"""

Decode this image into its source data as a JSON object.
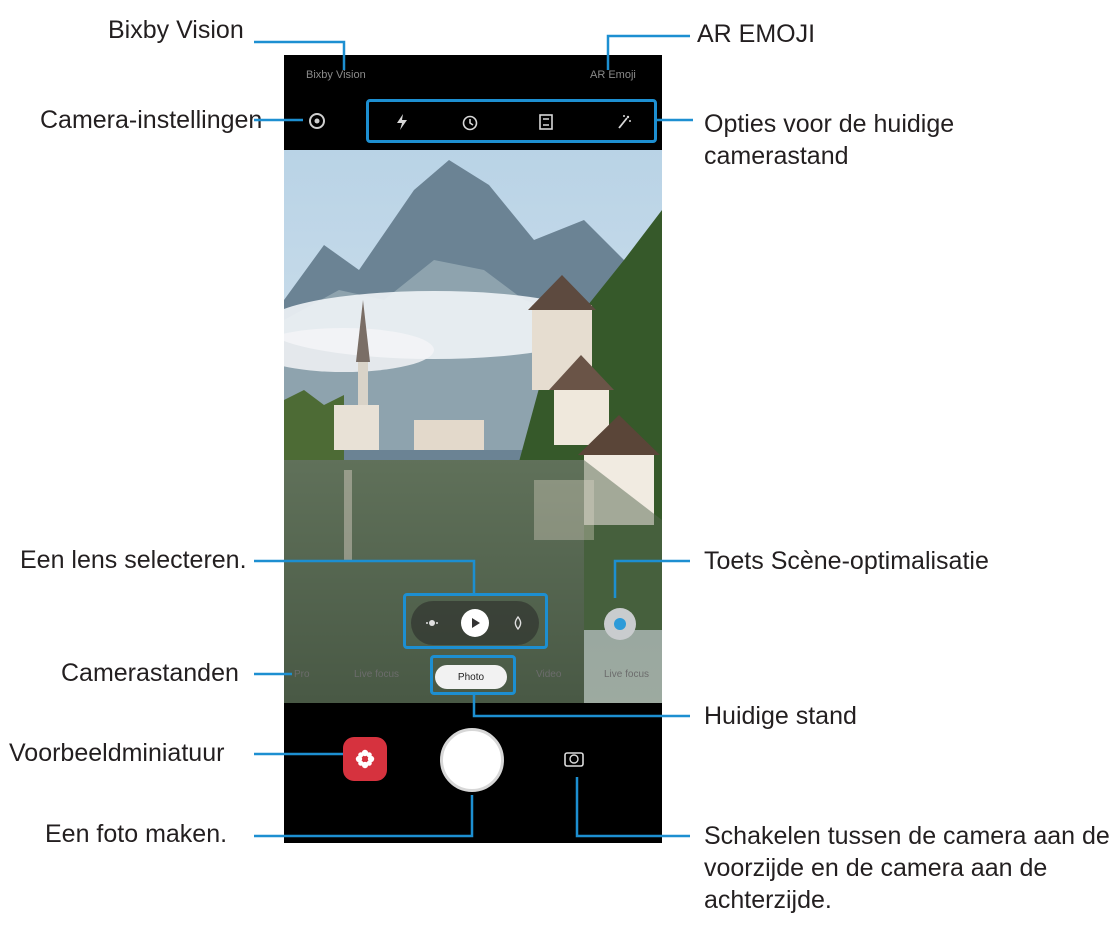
{
  "callouts": {
    "bixby_vision": "Bixby Vision",
    "ar_emoji": "AR EMOJI",
    "camera_settings": "Camera-instellingen",
    "options_current_mode": "Opties voor de huidige camerastand",
    "select_lens": "Een lens selecteren.",
    "scene_optimizer": "Toets Scène-optimalisatie",
    "camera_modes": "Camerastanden",
    "current_mode": "Huidige stand",
    "preview_thumbnail": "Voorbeeldminiatuur",
    "take_photo": "Een foto maken.",
    "switch_camera": "Schakelen tussen de camera aan de voorzijde en de camera aan de achterzijde."
  },
  "phone": {
    "top_left_label": "Bixby Vision",
    "top_right_label": "AR Emoji",
    "modes": [
      "Pro",
      "Live focus",
      "Photo",
      "Video",
      "Live focus"
    ],
    "current_mode_label": "Photo"
  },
  "icons": {
    "settings": "gear-icon",
    "flash": "flash-icon",
    "timer": "timer-icon",
    "ratio": "aspect-ratio-icon",
    "effects": "filter-icon",
    "lens_wide": "ultra-wide-lens-icon",
    "lens_standard": "standard-lens-icon",
    "lens_tele": "telephoto-lens-icon",
    "scene": "scene-optimizer-icon",
    "thumbnail": "gallery-flower-icon",
    "switch": "switch-camera-icon"
  },
  "colors": {
    "callout_line": "#1d8fd1",
    "thumbnail_bg": "#d6323e",
    "phone_bg": "#000000"
  }
}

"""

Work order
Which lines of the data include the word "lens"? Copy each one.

Written response
    "select_lens": "Een lens selecteren.",
    "lens_wide": "ultra-wide-lens-icon",
    "lens_standard": "standard-lens-icon",
    "lens_tele": "telephoto-lens-icon",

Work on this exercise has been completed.